▶ [Work item] You are asked to filter the data below and copy every line holding "System".

(Data about app and page elements)
----------------------------------------

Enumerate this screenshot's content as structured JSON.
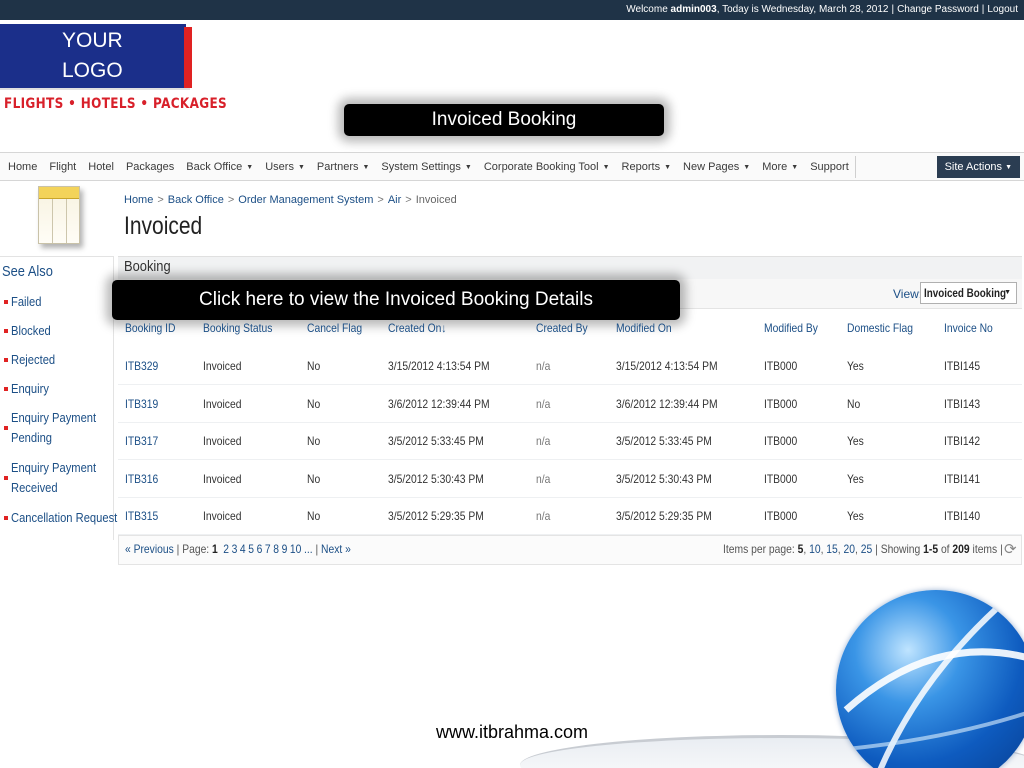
{
  "topbar": {
    "welcome": "Welcome",
    "user": "admin003",
    "date_text": ", Today is Wednesday, March 28, 2012",
    "change_password": "Change Password",
    "logout": "Logout"
  },
  "logo": {
    "line1": "YOUR",
    "line2": "LOGO",
    "tagline": "FLIGHTS • HOTELS • PACKAGES"
  },
  "callouts": {
    "top": "Invoiced Booking",
    "middle": "Click here to view the Invoiced Booking Details"
  },
  "nav": {
    "items": [
      {
        "label": "Home",
        "has_menu": false
      },
      {
        "label": "Flight",
        "has_menu": false
      },
      {
        "label": "Hotel",
        "has_menu": false
      },
      {
        "label": "Packages",
        "has_menu": false
      },
      {
        "label": "Back Office",
        "has_menu": true
      },
      {
        "label": "Users",
        "has_menu": true
      },
      {
        "label": "Partners",
        "has_menu": true
      },
      {
        "label": "System Settings",
        "has_menu": true
      },
      {
        "label": "Corporate Booking Tool",
        "has_menu": true
      },
      {
        "label": "Reports",
        "has_menu": true
      },
      {
        "label": "New Pages",
        "has_menu": true
      },
      {
        "label": "More",
        "has_menu": true
      },
      {
        "label": "Support",
        "has_menu": false
      }
    ],
    "site_actions": "Site Actions"
  },
  "breadcrumb": {
    "items": [
      "Home",
      "Back Office",
      "Order Management System",
      "Air"
    ],
    "current": "Invoiced"
  },
  "page_title": "Invoiced",
  "sidebar": {
    "heading": "See Also",
    "items": [
      {
        "label": "Failed"
      },
      {
        "label": "Blocked"
      },
      {
        "label": "Rejected"
      },
      {
        "label": "Enquiry"
      },
      {
        "label": "Enquiry Payment Pending",
        "line1": "Enquiry Payment",
        "line2": "Pending"
      },
      {
        "label": "Enquiry Payment Received",
        "line1": "Enquiry Payment",
        "line2": "Received"
      },
      {
        "label": "Cancellation Request"
      }
    ]
  },
  "section": {
    "title": "Booking",
    "view_label": "View:",
    "view_selected": "Invoiced Booking"
  },
  "table": {
    "columns": [
      "Booking ID",
      "Booking Status",
      "Cancel Flag",
      "Created On↓",
      "Created By",
      "Modified On",
      "Modified By",
      "Domestic Flag",
      "Invoice No"
    ],
    "rows": [
      [
        "ITB329",
        "Invoiced",
        "No",
        "3/15/2012 4:13:54 PM",
        "n/a",
        "3/15/2012 4:13:54 PM",
        "ITB000",
        "Yes",
        "ITBI145"
      ],
      [
        "ITB319",
        "Invoiced",
        "No",
        "3/6/2012 12:39:44 PM",
        "n/a",
        "3/6/2012 12:39:44 PM",
        "ITB000",
        "No",
        "ITBI143"
      ],
      [
        "ITB317",
        "Invoiced",
        "No",
        "3/5/2012 5:33:45 PM",
        "n/a",
        "3/5/2012 5:33:45 PM",
        "ITB000",
        "Yes",
        "ITBI142"
      ],
      [
        "ITB316",
        "Invoiced",
        "No",
        "3/5/2012 5:30:43 PM",
        "n/a",
        "3/5/2012 5:30:43 PM",
        "ITB000",
        "Yes",
        "ITBI141"
      ],
      [
        "ITB315",
        "Invoiced",
        "No",
        "3/5/2012 5:29:35 PM",
        "n/a",
        "3/5/2012 5:29:35 PM",
        "ITB000",
        "Yes",
        "ITBI140"
      ]
    ]
  },
  "pager": {
    "previous": "« Previous",
    "page_label": "Page:",
    "current_page": "1",
    "pages": [
      "2",
      "3",
      "4",
      "5",
      "6",
      "7",
      "8",
      "9",
      "10",
      "..."
    ],
    "next": "Next »",
    "items_per_page_label": "Items per page:",
    "per_page_current": "5",
    "per_page_options": [
      "10",
      "15",
      "20",
      "25"
    ],
    "showing_label": "Showing",
    "showing_range": "1-5",
    "of_label": "of",
    "total": "209",
    "items_label": "items"
  },
  "footer": {
    "url": "www.itbrahma.com"
  },
  "colors": {
    "topbar": "#1f3347",
    "logo_bg": "#1b2f8a",
    "brand_red": "#d8202a",
    "link": "#1c4f86",
    "site_actions": "#2b3d52"
  }
}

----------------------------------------

▶ [Response box]
        "label": "System Settings",
      "Order Management System",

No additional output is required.